June 17th, 2020
London’s Royal Academy of Arts(RA) has been championing artists and architects for more than 250 years, and—pandemic or not—isn’t stopping now. Since its founding in 1769, the RA’s graduates have influenced culture in the UK and abroad through art practice, education, research and more. During this time of closed doors, the RA is inviting art fans around the world to walk their halls, explore their collection and delve into their stories on Google Arts & Culture.
The RA collection is a varied and unconventional treasure trove of British art, with works from luminaries like J.M.W. Turner, John Constable and Angelica Kauffman, through to contemporary masters like Lubaina Humid, Yinka Shonibare, and Lynn Chadwick. Out of the 200+ worksnow available online, 20 have been captured in gigapixel resolution using our Art Camera technology, giving users the closest possible look at the details of each work.
At the ripe old age of 250, the RA underwent major renovations last year to extend and enhance their public offerings. The refreshed building was then captured from head to tail using Street View to enable art fans to explore the building and its galleries online for the first time.

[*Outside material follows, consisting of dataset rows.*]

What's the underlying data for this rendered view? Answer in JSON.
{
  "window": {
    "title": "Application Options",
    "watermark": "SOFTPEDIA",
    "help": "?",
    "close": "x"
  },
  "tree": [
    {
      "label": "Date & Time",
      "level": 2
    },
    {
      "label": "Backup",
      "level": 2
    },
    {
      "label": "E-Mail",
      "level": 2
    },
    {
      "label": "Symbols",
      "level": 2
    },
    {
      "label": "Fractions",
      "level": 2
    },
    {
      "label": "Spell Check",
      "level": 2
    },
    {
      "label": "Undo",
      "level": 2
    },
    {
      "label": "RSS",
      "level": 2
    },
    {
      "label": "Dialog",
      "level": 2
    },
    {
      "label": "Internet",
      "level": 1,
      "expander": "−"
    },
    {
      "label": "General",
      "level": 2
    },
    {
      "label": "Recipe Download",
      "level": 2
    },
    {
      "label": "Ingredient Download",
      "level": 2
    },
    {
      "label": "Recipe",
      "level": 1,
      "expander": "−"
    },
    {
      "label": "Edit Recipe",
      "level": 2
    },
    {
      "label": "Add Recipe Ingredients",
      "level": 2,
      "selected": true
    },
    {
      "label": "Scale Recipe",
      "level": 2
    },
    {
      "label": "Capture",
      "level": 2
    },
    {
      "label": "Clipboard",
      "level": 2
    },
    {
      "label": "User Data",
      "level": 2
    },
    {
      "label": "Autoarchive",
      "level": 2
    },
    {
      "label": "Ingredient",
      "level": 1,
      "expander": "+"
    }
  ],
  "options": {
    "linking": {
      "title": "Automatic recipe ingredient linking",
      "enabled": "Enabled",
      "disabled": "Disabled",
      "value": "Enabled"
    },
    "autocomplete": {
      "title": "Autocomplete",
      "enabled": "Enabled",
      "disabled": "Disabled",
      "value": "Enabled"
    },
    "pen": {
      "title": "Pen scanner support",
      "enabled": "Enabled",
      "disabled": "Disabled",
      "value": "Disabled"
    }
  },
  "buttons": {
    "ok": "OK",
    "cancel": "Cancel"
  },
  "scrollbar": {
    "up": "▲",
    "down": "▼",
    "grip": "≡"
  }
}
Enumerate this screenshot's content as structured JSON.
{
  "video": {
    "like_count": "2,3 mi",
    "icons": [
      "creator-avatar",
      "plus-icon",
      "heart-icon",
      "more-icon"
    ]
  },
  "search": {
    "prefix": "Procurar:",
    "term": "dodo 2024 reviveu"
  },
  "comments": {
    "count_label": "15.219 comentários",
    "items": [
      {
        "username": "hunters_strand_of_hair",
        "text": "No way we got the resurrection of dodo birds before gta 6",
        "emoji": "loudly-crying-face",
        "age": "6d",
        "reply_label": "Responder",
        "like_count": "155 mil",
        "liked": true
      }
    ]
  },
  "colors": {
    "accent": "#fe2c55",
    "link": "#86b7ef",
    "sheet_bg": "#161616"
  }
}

Thirty stories illustrate the RA’s history, including a few lesser-known tales such as the feud between John Constable and JMW Turner. Self-guided tours of masterpieces mean you can explore at your own pace and virtually press your nose up to the canvas without raising a security guard’s ire. Take a walk through the building’s many halls, explore a sculpture installation, see the unusual props in the life drawing studio and walk from the grand Piccadilly entrance right through to the stately Burlington Gardens extension.
As Axel Rüger, Secretary and Chief Executive of the Royal Academy, says, “Especially in times of crisis, art galleries and museums should be places of community that provide inspiration, escape, solace, fun, and consolation. The Royal Academy of Arts has existed to do that since 1768. At a time when our doors are sadly closed, we are delighted to continue that cultural exchange online, through Google Arts & Culture.”